China, on the other hand, presented a contrasting picture. The country’s private PMI unexpectedly expanded in November, defying expectations. The Caixin/Markit PMI came in at 51.8, showing a strong rebound from the previous month’s reading of 50.9. This was in contrast to China’s official PMI, which remained in contraction territory. The unexpected expansion in the private PMI signals a potential recovery in China’s manufacturing sector, providing a ray of hope for the global economy.
However, Japan and South Korea faced stagnation in their manufacturing sectors. Both countries recorded weak PMI readings, reflecting the impact of weak global demand. Japan’s manufacturing PMI was at 48.9, slightly higher than the previous month’s reading, but still below the 50-point mark that separates expansion from contraction. South Korea’s PMI remained unchanged at 48.4, indicating the continued struggle of its manufacturers.
The outlook for Asia’s recovery remained uncertain, largely due to soft demand. As major economies struggle to regain their footing, there are concerns over the region’s ability to bounce back. Central banks in many countries have shifted their focus from raising interest rates to supporting their economies, as global manufacturing activity continues to be impacted by the ongoing pandemic and aggressive interest rate hikes in the past.
The weakness in China’s service sector is also a cause for concern. The country’s service sector PMI came in at 52.5, slightly lower than expected, raising worries about evaporating demand. As China is a major consumer and contributor to the global economy, any weakness in its service sector could have ripple effects worldwide.
On a positive note, India’s manufacturing growth accelerated in November.

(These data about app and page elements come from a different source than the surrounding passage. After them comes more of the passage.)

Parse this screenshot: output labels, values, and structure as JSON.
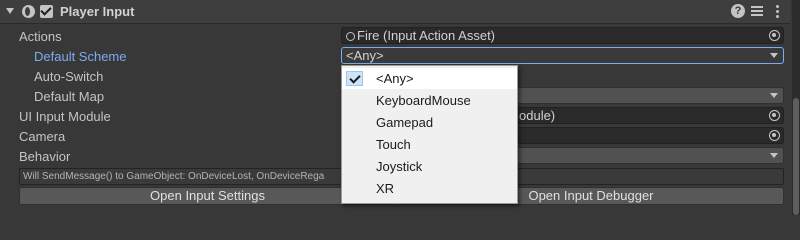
{
  "component": {
    "title": "Player Input",
    "enabled": true,
    "help_icon": "?"
  },
  "rows": {
    "actions": {
      "label": "Actions",
      "value": "Fire (Input Action Asset)"
    },
    "default_scheme": {
      "label": "Default Scheme",
      "value": "<Any>"
    },
    "auto_switch": {
      "label": "Auto-Switch"
    },
    "default_map": {
      "label": "Default Map"
    },
    "ui_input_module": {
      "label": "UI Input Module",
      "value_fragment": "odule)"
    },
    "camera": {
      "label": "Camera"
    },
    "behavior": {
      "label": "Behavior"
    }
  },
  "message": "Will SendMessage() to GameObject: OnDeviceLost, OnDeviceRega",
  "buttons": {
    "open_input_settings": "Open Input Settings",
    "open_input_debugger": "Open Input Debugger"
  },
  "scheme_dropdown": {
    "selected": "<Any>",
    "options": [
      "<Any>",
      "KeyboardMouse",
      "Gamepad",
      "Touch",
      "Joystick",
      "XR"
    ]
  },
  "colors": {
    "background": "#383838",
    "active_label": "#7babf0",
    "dropdown_bg": "#f0f0f0"
  }
}
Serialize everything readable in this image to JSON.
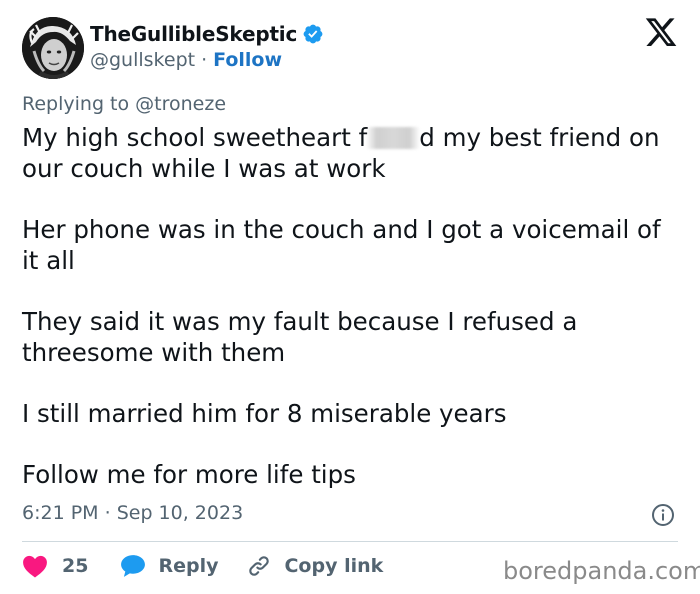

The country’s PMI rose to 56.3, indicating expansion and a strong recovery. However, new export orders declined, raising concerns about the sustainability of India’s manufacturing growth in the face of weak global demand.
In conclusion, the global manufacturing sector continues to face challenges due to the ongoing pandemic and weak global demand. While there are signs of improvement in some regions, the overall outlook remains uncertain. Central banks are shifting their focus to support their economies, reflecting the need for monetary policy adjustments in light of the current situation. As the world grapples with these challenges, it is important to closely monitor the performance of different economies and sectors to gauge the path of recovery. (Disclaimer: This news article is a summary of the original Reuters report.)